In a reality in which the coronavirus would not have made such a significant impact on our lives, today, Saturday 2 May, the first rehearsals in Rotterdam Ahoy would have begun. Instead of focusing on that sad reality, we would like to celebrate this special day on the annual Eurovision calendar by looking back at the kick-off of rehearsals from previous contests.
New to the Eurovision Song Contest, or not as familiar with its annual traditions? Let's first have a look at what happens the moment a participating artist sets foot in the Host City.
Almost as soon as artists arrive, their busy schedule begins: Rehearsals, press conferences, the Opening Ceremony, more rehearsals and finally the moment they've all been waiting for: The live shows. But hold on — not so fast!
Why so many rehearsals?
An extensive amount of rehearsal time is needed for the three live shows to run smoothly. There may be an audience of some 200 million viewers and with such big numbers, the producers of the show want to be sure every camera angle is carefully planned. From lights, sound, on-screen graphics, props, cameras and special effects — it all has to come together with precision.
To smoothen the process once the artists arrive for their first rehearsal, the production team normally holds three to four days of stand-in rehearsals, during which music students mimic each act in great detail. A recording is being shared digitally with each delegation, so that they can already share their first feedback before even leaving their country.
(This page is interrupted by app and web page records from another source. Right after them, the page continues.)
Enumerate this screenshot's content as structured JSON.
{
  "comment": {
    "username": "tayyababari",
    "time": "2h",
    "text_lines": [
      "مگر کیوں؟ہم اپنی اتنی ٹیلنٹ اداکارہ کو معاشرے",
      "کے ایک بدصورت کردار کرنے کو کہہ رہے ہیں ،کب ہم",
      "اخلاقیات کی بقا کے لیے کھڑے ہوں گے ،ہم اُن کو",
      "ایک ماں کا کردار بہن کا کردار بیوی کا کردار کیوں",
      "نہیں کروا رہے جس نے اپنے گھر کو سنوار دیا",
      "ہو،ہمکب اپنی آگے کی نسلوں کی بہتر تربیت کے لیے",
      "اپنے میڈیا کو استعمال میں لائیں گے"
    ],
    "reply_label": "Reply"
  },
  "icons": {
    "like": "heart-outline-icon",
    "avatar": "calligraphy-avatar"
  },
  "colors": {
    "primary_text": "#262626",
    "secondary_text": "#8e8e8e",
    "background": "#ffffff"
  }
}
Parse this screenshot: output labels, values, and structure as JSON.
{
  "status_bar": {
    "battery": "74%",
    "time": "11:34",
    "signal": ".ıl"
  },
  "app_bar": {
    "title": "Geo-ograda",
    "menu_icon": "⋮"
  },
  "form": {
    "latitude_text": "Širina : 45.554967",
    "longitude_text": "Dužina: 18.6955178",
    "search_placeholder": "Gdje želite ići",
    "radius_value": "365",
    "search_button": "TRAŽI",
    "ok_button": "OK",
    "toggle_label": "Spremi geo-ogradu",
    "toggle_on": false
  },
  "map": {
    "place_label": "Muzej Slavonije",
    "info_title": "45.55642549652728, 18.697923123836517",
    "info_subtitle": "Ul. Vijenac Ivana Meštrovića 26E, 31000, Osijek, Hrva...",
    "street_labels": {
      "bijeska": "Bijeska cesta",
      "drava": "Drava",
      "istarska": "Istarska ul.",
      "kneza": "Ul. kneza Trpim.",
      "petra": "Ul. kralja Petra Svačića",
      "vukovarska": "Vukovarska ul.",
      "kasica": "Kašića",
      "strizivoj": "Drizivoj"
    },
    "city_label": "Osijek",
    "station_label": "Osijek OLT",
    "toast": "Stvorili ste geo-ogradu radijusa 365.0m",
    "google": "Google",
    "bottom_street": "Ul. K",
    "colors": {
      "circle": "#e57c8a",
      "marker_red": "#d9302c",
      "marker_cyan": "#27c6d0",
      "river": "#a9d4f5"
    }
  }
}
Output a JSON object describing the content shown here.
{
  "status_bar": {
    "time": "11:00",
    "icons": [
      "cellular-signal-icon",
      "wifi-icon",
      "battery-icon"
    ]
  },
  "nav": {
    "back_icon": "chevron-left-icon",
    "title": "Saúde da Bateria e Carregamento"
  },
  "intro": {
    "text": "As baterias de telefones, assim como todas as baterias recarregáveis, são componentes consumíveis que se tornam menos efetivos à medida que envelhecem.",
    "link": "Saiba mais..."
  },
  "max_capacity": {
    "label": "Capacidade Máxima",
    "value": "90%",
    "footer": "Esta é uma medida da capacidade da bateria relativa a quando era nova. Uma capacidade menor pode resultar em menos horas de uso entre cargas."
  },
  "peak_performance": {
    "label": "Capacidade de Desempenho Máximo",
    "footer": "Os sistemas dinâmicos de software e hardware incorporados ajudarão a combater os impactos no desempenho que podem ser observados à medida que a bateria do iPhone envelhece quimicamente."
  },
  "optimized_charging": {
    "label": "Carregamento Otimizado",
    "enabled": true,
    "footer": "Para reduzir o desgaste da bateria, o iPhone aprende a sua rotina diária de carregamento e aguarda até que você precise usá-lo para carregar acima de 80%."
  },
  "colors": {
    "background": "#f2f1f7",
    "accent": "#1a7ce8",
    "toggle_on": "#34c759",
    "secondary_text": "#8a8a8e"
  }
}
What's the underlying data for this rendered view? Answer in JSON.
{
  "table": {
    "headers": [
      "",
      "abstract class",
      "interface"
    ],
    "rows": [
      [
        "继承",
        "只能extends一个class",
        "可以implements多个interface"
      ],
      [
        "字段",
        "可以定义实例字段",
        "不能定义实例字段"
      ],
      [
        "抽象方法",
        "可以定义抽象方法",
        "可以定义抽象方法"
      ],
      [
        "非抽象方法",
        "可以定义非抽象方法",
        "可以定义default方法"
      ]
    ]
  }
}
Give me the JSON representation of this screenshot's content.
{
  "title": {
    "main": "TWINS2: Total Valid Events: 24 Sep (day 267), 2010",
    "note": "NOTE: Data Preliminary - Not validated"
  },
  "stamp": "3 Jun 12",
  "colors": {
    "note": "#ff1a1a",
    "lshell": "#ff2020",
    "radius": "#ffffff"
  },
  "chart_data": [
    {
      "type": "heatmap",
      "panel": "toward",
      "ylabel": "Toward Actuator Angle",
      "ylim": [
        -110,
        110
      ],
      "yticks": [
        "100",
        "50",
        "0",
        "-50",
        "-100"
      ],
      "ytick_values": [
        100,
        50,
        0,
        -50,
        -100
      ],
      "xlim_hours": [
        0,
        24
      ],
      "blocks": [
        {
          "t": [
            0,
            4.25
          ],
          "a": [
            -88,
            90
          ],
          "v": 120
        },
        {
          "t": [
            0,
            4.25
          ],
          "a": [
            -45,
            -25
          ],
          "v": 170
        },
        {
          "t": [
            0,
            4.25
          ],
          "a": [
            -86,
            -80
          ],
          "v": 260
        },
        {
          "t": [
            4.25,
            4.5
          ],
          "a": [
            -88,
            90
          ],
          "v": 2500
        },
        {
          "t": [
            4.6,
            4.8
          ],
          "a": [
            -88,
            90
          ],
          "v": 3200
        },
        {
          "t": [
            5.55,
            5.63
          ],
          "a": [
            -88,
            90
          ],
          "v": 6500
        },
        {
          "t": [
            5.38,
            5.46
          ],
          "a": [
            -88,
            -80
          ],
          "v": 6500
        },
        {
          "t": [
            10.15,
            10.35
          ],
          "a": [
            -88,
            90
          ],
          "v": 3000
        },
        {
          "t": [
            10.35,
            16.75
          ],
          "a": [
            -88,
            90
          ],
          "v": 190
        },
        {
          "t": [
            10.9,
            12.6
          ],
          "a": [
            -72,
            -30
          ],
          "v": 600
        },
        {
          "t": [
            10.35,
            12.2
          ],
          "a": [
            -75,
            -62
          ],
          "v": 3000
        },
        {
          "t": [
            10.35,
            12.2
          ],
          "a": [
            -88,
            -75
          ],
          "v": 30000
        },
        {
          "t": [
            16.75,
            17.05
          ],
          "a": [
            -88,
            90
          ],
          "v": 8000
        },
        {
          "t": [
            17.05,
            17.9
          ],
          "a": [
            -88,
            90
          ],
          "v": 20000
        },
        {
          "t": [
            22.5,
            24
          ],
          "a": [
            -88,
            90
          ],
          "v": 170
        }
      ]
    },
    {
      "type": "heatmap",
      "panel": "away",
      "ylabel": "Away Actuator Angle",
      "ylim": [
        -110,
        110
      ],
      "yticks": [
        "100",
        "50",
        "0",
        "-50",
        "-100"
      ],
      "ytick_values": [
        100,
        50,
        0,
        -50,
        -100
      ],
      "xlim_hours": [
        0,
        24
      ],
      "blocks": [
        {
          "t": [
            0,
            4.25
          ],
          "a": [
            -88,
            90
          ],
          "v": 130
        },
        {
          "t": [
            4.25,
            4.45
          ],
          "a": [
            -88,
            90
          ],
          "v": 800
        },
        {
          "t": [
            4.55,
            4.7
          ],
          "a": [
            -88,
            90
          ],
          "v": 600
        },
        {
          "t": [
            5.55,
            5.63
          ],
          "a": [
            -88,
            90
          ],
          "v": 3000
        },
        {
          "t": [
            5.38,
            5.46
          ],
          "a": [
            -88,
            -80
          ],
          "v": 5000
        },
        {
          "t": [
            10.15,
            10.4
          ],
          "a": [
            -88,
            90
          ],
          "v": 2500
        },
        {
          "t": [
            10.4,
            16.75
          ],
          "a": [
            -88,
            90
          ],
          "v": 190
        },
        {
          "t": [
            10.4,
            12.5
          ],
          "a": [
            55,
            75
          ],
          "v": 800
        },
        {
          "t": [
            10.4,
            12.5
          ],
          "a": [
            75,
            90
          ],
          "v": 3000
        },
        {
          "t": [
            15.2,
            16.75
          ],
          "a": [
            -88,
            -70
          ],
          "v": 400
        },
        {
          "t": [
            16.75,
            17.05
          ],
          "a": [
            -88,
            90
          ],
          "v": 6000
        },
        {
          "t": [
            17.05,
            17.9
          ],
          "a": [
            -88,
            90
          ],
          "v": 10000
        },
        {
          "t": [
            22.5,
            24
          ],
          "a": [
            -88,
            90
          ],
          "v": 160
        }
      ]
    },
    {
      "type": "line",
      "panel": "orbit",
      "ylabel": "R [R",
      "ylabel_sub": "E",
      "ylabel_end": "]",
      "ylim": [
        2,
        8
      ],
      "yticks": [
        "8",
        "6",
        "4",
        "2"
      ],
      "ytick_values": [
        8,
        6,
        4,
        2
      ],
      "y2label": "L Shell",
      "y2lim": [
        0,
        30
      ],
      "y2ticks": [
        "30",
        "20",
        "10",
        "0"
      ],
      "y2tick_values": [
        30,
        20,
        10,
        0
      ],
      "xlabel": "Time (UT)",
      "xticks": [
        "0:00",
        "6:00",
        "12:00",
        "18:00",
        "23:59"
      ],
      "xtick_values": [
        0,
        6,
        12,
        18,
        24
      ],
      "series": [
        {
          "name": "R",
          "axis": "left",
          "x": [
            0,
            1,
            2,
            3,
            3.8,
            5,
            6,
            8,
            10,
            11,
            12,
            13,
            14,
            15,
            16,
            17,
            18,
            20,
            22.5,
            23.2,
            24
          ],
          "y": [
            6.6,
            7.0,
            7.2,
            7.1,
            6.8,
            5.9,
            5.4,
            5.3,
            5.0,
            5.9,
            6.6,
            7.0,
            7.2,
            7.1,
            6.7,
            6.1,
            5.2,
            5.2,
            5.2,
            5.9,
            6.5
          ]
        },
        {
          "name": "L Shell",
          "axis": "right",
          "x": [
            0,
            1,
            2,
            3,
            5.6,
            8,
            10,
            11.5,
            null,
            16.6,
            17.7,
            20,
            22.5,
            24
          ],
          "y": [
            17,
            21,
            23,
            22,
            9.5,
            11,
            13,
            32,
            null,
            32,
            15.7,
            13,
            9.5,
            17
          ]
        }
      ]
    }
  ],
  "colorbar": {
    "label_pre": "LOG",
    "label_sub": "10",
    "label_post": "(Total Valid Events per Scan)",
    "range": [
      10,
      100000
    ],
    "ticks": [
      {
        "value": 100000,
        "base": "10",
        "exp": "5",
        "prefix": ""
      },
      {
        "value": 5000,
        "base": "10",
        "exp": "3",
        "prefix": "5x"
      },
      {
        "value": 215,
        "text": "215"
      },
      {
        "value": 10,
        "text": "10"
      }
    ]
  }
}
Each country's act has two dedicated rehearsal slots. The first slot will last 40 minutes, the second 30 minutes. Each artist will make the most out of that time by doing three or four run-throughs of their act, allowing them and the production team to finetune every detail.
Back in 2019 we interviewed Christer Björkman, Contest Producer of the Tel Aviv contest. About the process of the first rehearsals he said: "Once all the concepts are complete and the staging is built, we get into the rehearsal process and we do that twice with each country. After each take we go to the viewing room, we make corrections and we make changes."
Mads Enggaard, viewing Room Producer in 2017, explained that the second visit to the viewing room is more about fine-tuning, but it can be challenging to ensure that all participating countries are satisfied. "We have big discussion in here," he said with a laugh. "Usually in the first round there are lots of changes but by the time it comes to the second round it's about adding the final touches."
The artists take time to adjust to their surroundings and get to know the stage. It is also the first time that the delegations see the staging, lighting and choreography united with their performers, and hear how their own vocals sound in the in-ear monitors and through the actual sound channels that will be broadcast during the live shows.
Once the performance review is over, artists will talk to the hair and make-up team to ensure that they look their best for the live shows. They also meet with the contest's digital team and pay a visit to the Press Centre for a meet-and-greet with international press and fans.
How many countries rehearse per day?
The first round of rehearsals takes about five days to complete. The first two days are blocked for all countries who take part in the first Semi-Final, the next two are filled with the countries taking part in the second Semi-Final and, on the fifth day, the so-called Big 5 and host country rehearse for the first time. Around eight countries rehearse each day, depending on how many countries take part in that particular year and how many will perform in each Semi-Final.
During the first rehearsal, each delegation also meets with the key people on the production team, as well as the EBU Executive Supervisor, who ensures all acts are being treated equally and according to the Rules.
Has a delegation ever made a complete staging change after the first rehearsal?
Björkman: "For sure that has happened. It’s not easy to come up with a solution, but it would be possible if the delegation and the producers work together. We have been this year fiddling about with Malta. They started out with one prop. We had difficulties getting the lighting right, so we tried it without the prop. Now we’re back to the prop. Normally, what would happen is that we’d try to make it a proper number by adjusting other things. The biggest changes can actually be in camera work; you can abandon a complete idea because it just doesn’t work on camera."
What can the public see from those first rehearsals?
First rehearsals are usually closed for the press, but Eurovision.tv covers them extensively with stories on each act, photo galleries and videos on the official YouTube channel. Check out the photo gallery below for a recap of first rehearsals from the past:
Before Salvador Sobral won for Portugal in 2018, his sister Luísa took the stage for the first rehearsals. She covered for her brother during many of the rehearsals, as Salvador himself could not be present in Kyiv for the full two weeks due to health issues he was facing:
Aside from showing you what happened on stage, we also show you what happened behind-the-scenes. For example, check out this Lisbon Today video from 2018:
We are as sad as you are not to be covering those exciting first rehearsals in the next coming days, but you can expect a lot of other great stories and videos instead! Eurovisioncalls with NikkieTutorials will begin on 4 May, leading up to the unique television broadcast, Eurovision: Europe Shine a Light, on 16 May.